START Task material

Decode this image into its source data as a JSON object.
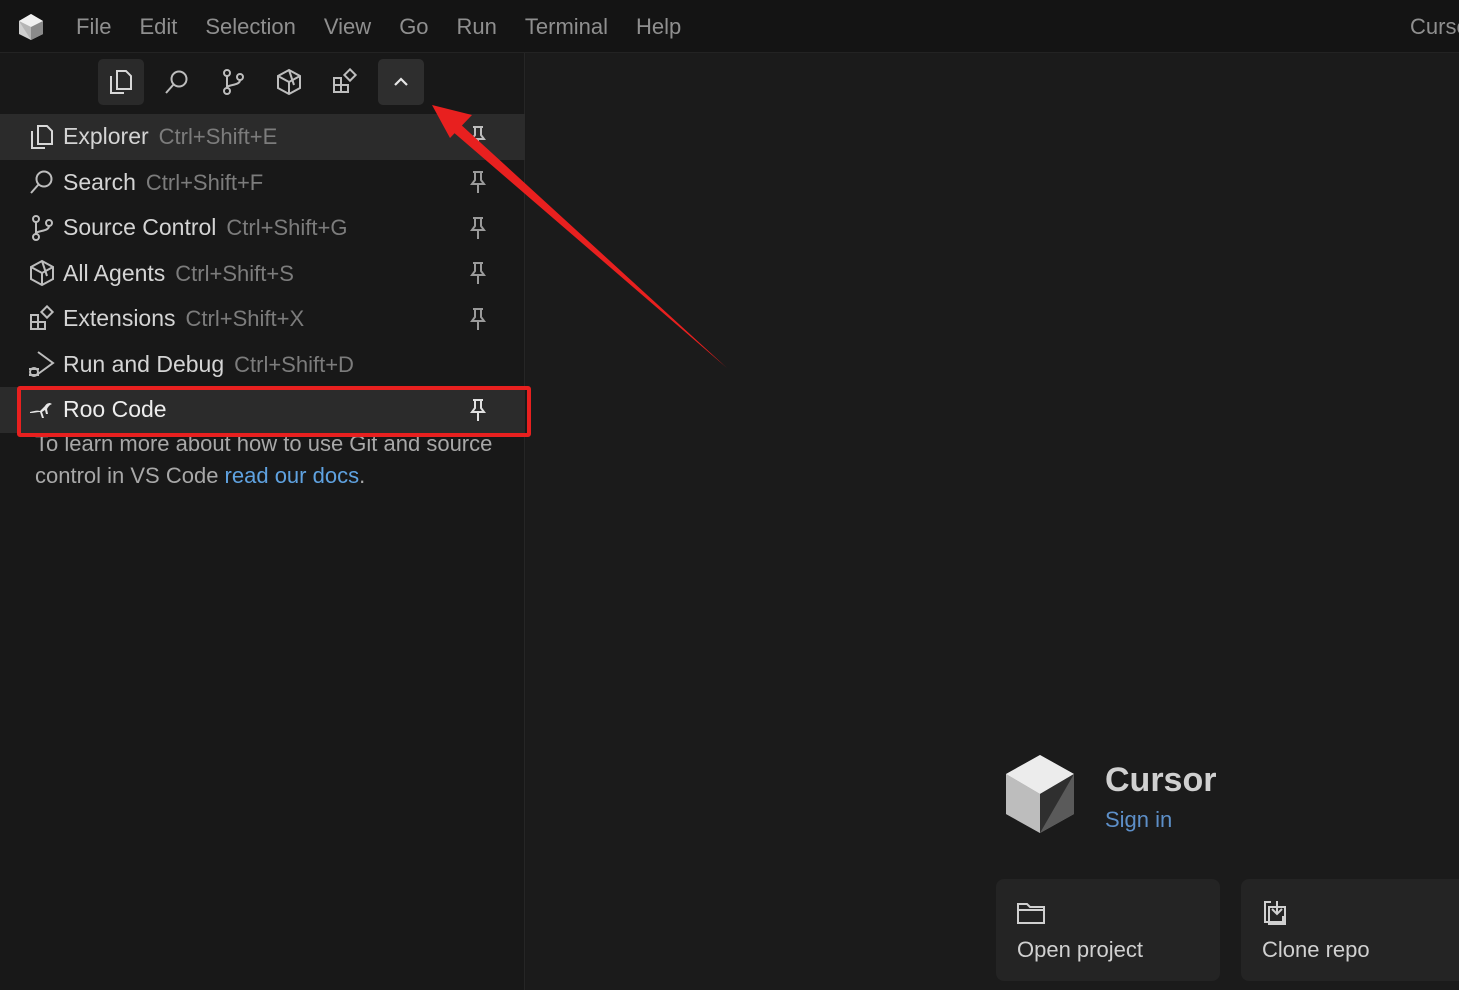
{
  "menubar": {
    "items": [
      "File",
      "Edit",
      "Selection",
      "View",
      "Go",
      "Run",
      "Terminal",
      "Help"
    ],
    "window_title": "Cursor"
  },
  "sidebar": {
    "tabs": [
      {
        "name": "explorer",
        "icon": "files-icon",
        "active": true
      },
      {
        "name": "search",
        "icon": "search-icon"
      },
      {
        "name": "source-control",
        "icon": "source-control-icon"
      },
      {
        "name": "agents",
        "icon": "cube-icon"
      },
      {
        "name": "extensions",
        "icon": "extensions-icon"
      },
      {
        "name": "collapse",
        "icon": "chevron-up-icon"
      }
    ],
    "views": [
      {
        "label": "Explorer",
        "shortcut": "Ctrl+Shift+E",
        "icon": "files-icon",
        "highlight": true
      },
      {
        "label": "Search",
        "shortcut": "Ctrl+Shift+F",
        "icon": "search-icon"
      },
      {
        "label": "Source Control",
        "shortcut": "Ctrl+Shift+G",
        "icon": "source-control-icon"
      },
      {
        "label": "All Agents",
        "shortcut": "Ctrl+Shift+S",
        "icon": "cube-icon"
      },
      {
        "label": "Extensions",
        "shortcut": "Ctrl+Shift+X",
        "icon": "extensions-icon"
      },
      {
        "label": "Run and Debug",
        "shortcut": "Ctrl+Shift+D",
        "icon": "run-debug-icon"
      },
      {
        "label": "Roo Code",
        "shortcut": "",
        "icon": "kangaroo-icon",
        "highlight": true
      }
    ],
    "docs_text": "To learn more about how to use Git and source control in VS Code ",
    "docs_link": "read our docs",
    "docs_end": "."
  },
  "editor": {
    "brand": "Cursor",
    "sign_in": "Sign in",
    "actions": [
      {
        "label": "Open project",
        "icon": "folder-icon"
      },
      {
        "label": "Clone repo",
        "icon": "clone-icon"
      }
    ]
  },
  "colors": {
    "annotation": "#e8201f",
    "link": "#5fa2e0",
    "sign_in": "#5d8fc8"
  }
}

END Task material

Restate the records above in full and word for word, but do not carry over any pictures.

● **Answer to this exercise**:
Decode this image into its source data as a JSON object.
{
  "menubar": {
    "items": [
      "File",
      "Edit",
      "Selection",
      "View",
      "Go",
      "Run",
      "Terminal",
      "Help"
    ],
    "window_title": "Cursor"
  },
  "sidebar": {
    "tabs": [
      {
        "name": "explorer",
        "icon": "files-icon",
        "active": true
      },
      {
        "name": "search",
        "icon": "search-icon"
      },
      {
        "name": "source-control",
        "icon": "source-control-icon"
      },
      {
        "name": "agents",
        "icon": "cube-icon"
      },
      {
        "name": "extensions",
        "icon": "extensions-icon"
      },
      {
        "name": "collapse",
        "icon": "chevron-up-icon"
      }
    ],
    "views": [
      {
        "label": "Explorer",
        "shortcut": "Ctrl+Shift+E",
        "icon": "files-icon",
        "highlight": true
      },
      {
        "label": "Search",
        "shortcut": "Ctrl+Shift+F",
        "icon": "search-icon"
      },
      {
        "label": "Source Control",
        "shortcut": "Ctrl+Shift+G",
        "icon": "source-control-icon"
      },
      {
        "label": "All Agents",
        "shortcut": "Ctrl+Shift+S",
        "icon": "cube-icon"
      },
      {
        "label": "Extensions",
        "shortcut": "Ctrl+Shift+X",
        "icon": "extensions-icon"
      },
      {
        "label": "Run and Debug",
        "shortcut": "Ctrl+Shift+D",
        "icon": "run-debug-icon"
      },
      {
        "label": "Roo Code",
        "shortcut": "",
        "icon": "kangaroo-icon",
        "highlight": true
      }
    ],
    "docs_text": "To learn more about how to use Git and source control in VS Code ",
    "docs_link": "read our docs",
    "docs_end": "."
  },
  "editor": {
    "brand": "Cursor",
    "sign_in": "Sign in",
    "actions": [
      {
        "label": "Open project",
        "icon": "folder-icon"
      },
      {
        "label": "Clone repo",
        "icon": "clone-icon"
      }
    ]
  },
  "colors": {
    "annotation": "#e8201f",
    "link": "#5fa2e0",
    "sign_in": "#5d8fc8"
  }
}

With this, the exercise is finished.